### YOUR GOAL
Please retype the records below exactly, leaving out any pictures.
====== SOURCE MATERIAL ======
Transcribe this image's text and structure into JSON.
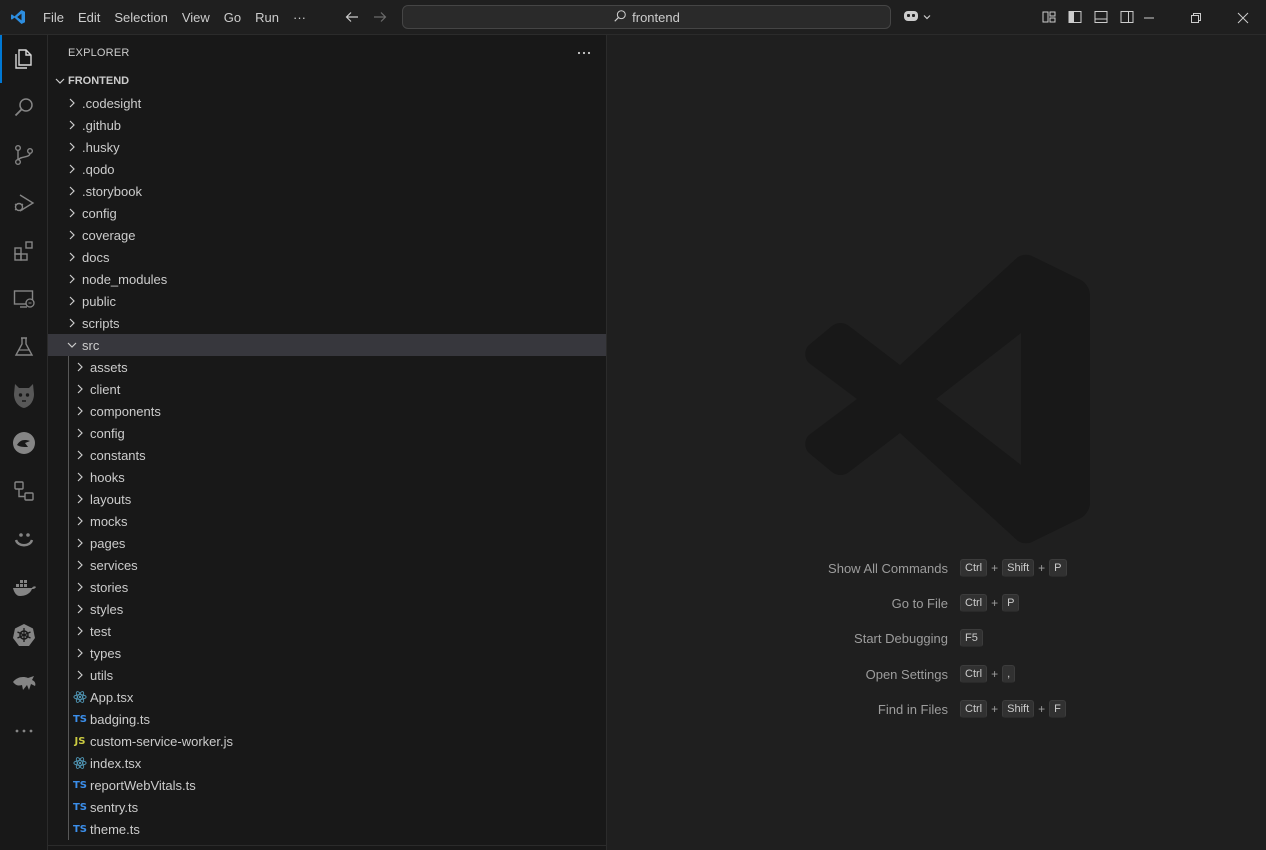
{
  "titlebar": {
    "menu": [
      "File",
      "Edit",
      "Selection",
      "View",
      "Go",
      "Run",
      "···"
    ],
    "search_text": "frontend"
  },
  "activitybar": {
    "items": [
      {
        "name": "explorer-icon",
        "active": true
      },
      {
        "name": "search-icon"
      },
      {
        "name": "source-control-icon"
      },
      {
        "name": "run-debug-icon"
      },
      {
        "name": "extensions-icon"
      },
      {
        "name": "remote-explorer-icon"
      },
      {
        "name": "testing-icon"
      },
      {
        "name": "snyk-icon"
      },
      {
        "name": "gitlens-icon"
      },
      {
        "name": "diagram-icon"
      },
      {
        "name": "smiley-icon"
      },
      {
        "name": "docker-icon"
      },
      {
        "name": "kubernetes-icon"
      },
      {
        "name": "dragon-icon"
      },
      {
        "name": "more-icon"
      }
    ]
  },
  "sidebar": {
    "title": "EXPLORER",
    "more": "···",
    "section_title": "FRONTEND",
    "root_folders": [
      ".codesight",
      ".github",
      ".husky",
      ".qodo",
      ".storybook",
      "config",
      "coverage",
      "docs",
      "node_modules",
      "public",
      "scripts"
    ],
    "src_label": "src",
    "src_folders": [
      "assets",
      "client",
      "components",
      "config",
      "constants",
      "hooks",
      "layouts",
      "mocks",
      "pages",
      "services",
      "stories",
      "styles",
      "test",
      "types",
      "utils"
    ],
    "src_files": [
      {
        "name": "App.tsx",
        "icon": "react",
        "badge": ""
      },
      {
        "name": "badging.ts",
        "icon": "ts",
        "badge": "TS"
      },
      {
        "name": "custom-service-worker.js",
        "icon": "js",
        "badge": "JS"
      },
      {
        "name": "index.tsx",
        "icon": "react",
        "badge": ""
      },
      {
        "name": "reportWebVitals.ts",
        "icon": "ts",
        "badge": "TS"
      },
      {
        "name": "sentry.ts",
        "icon": "ts",
        "badge": "TS"
      },
      {
        "name": "theme.ts",
        "icon": "ts",
        "badge": "TS"
      }
    ]
  },
  "editor": {
    "shortcuts": [
      {
        "label": "Show All Commands",
        "keys": [
          "Ctrl",
          "Shift",
          "P"
        ]
      },
      {
        "label": "Go to File",
        "keys": [
          "Ctrl",
          "P"
        ]
      },
      {
        "label": "Start Debugging",
        "keys": [
          "F5"
        ]
      },
      {
        "label": "Open Settings",
        "keys": [
          "Ctrl",
          ","
        ]
      },
      {
        "label": "Find in Files",
        "keys": [
          "Ctrl",
          "Shift",
          "F"
        ]
      }
    ]
  },
  "colors": {
    "accent": "#0078d4",
    "ts": "#3b8eea",
    "js": "#cbcb41",
    "react": "#519aba"
  }
}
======
### TASK ANSWER
Transcribe this image's text and structure into JSON.
{
  "titlebar": {
    "menu": [
      "File",
      "Edit",
      "Selection",
      "View",
      "Go",
      "Run",
      "···"
    ],
    "search_text": "frontend"
  },
  "activitybar": {
    "items": [
      {
        "name": "explorer-icon",
        "active": true
      },
      {
        "name": "search-icon"
      },
      {
        "name": "source-control-icon"
      },
      {
        "name": "run-debug-icon"
      },
      {
        "name": "extensions-icon"
      },
      {
        "name": "remote-explorer-icon"
      },
      {
        "name": "testing-icon"
      },
      {
        "name": "snyk-icon"
      },
      {
        "name": "gitlens-icon"
      },
      {
        "name": "diagram-icon"
      },
      {
        "name": "smiley-icon"
      },
      {
        "name": "docker-icon"
      },
      {
        "name": "kubernetes-icon"
      },
      {
        "name": "dragon-icon"
      },
      {
        "name": "more-icon"
      }
    ]
  },
  "sidebar": {
    "title": "EXPLORER",
    "more": "···",
    "section_title": "FRONTEND",
    "root_folders": [
      ".codesight",
      ".github",
      ".husky",
      ".qodo",
      ".storybook",
      "config",
      "coverage",
      "docs",
      "node_modules",
      "public",
      "scripts"
    ],
    "src_label": "src",
    "src_folders": [
      "assets",
      "client",
      "components",
      "config",
      "constants",
      "hooks",
      "layouts",
      "mocks",
      "pages",
      "services",
      "stories",
      "styles",
      "test",
      "types",
      "utils"
    ],
    "src_files": [
      {
        "name": "App.tsx",
        "icon": "react",
        "badge": ""
      },
      {
        "name": "badging.ts",
        "icon": "ts",
        "badge": "TS"
      },
      {
        "name": "custom-service-worker.js",
        "icon": "js",
        "badge": "JS"
      },
      {
        "name": "index.tsx",
        "icon": "react",
        "badge": ""
      },
      {
        "name": "reportWebVitals.ts",
        "icon": "ts",
        "badge": "TS"
      },
      {
        "name": "sentry.ts",
        "icon": "ts",
        "badge": "TS"
      },
      {
        "name": "theme.ts",
        "icon": "ts",
        "badge": "TS"
      }
    ]
  },
  "editor": {
    "shortcuts": [
      {
        "label": "Show All Commands",
        "keys": [
          "Ctrl",
          "Shift",
          "P"
        ]
      },
      {
        "label": "Go to File",
        "keys": [
          "Ctrl",
          "P"
        ]
      },
      {
        "label": "Start Debugging",
        "keys": [
          "F5"
        ]
      },
      {
        "label": "Open Settings",
        "keys": [
          "Ctrl",
          ","
        ]
      },
      {
        "label": "Find in Files",
        "keys": [
          "Ctrl",
          "Shift",
          "F"
        ]
      }
    ]
  },
  "colors": {
    "accent": "#0078d4",
    "ts": "#3b8eea",
    "js": "#cbcb41",
    "react": "#519aba"
  }
}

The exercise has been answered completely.